## What is expected
Copy each line in the data that includes the word "optional".

## Records to process
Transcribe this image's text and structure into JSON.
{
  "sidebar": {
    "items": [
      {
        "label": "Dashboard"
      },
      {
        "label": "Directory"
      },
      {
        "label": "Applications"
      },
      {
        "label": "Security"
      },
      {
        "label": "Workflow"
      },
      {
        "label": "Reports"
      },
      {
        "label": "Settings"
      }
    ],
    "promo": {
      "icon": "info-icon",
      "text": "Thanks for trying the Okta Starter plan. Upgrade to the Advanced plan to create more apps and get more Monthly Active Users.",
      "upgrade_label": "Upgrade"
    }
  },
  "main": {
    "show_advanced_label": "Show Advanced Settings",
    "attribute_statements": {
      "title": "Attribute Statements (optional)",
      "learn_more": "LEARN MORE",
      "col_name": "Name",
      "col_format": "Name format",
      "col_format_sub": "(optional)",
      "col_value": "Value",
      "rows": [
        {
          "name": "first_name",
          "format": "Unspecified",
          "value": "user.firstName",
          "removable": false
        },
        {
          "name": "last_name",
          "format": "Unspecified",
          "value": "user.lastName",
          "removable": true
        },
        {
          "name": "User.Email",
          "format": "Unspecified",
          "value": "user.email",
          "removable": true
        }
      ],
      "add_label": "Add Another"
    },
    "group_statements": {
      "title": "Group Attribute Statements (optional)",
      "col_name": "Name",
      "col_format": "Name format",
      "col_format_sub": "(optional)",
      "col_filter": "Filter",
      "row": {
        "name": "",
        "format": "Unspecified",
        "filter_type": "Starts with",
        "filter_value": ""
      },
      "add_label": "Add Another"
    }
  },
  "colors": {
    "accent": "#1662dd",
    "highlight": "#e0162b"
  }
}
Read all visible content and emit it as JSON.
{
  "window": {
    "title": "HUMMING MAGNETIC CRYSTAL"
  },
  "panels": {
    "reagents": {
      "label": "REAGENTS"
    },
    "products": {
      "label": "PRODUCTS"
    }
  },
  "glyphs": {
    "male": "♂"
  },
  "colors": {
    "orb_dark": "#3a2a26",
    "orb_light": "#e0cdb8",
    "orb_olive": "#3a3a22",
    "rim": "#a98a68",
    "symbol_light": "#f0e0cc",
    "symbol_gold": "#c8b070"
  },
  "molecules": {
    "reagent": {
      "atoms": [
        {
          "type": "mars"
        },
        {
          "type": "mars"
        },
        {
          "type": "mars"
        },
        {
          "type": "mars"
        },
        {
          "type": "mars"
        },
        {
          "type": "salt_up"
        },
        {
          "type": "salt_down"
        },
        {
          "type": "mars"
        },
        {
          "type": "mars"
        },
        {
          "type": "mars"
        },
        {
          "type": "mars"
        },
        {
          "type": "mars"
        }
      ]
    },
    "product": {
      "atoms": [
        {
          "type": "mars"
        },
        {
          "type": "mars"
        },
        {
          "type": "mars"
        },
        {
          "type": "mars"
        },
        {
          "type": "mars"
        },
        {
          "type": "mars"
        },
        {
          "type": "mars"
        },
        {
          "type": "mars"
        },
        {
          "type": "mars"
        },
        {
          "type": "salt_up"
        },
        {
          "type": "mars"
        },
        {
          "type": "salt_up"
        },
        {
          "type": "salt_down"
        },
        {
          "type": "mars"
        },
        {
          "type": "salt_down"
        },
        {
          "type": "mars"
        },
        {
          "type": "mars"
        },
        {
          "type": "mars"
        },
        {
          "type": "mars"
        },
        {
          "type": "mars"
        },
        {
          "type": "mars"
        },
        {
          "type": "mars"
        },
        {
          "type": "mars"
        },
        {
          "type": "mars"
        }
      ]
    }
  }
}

## Worked solution
      "title": "Attribute Statements (optional)",
      "col_format_sub": "(optional)",
      "title": "Group Attribute Statements (optional)",
      "col_format_sub": "(optional)",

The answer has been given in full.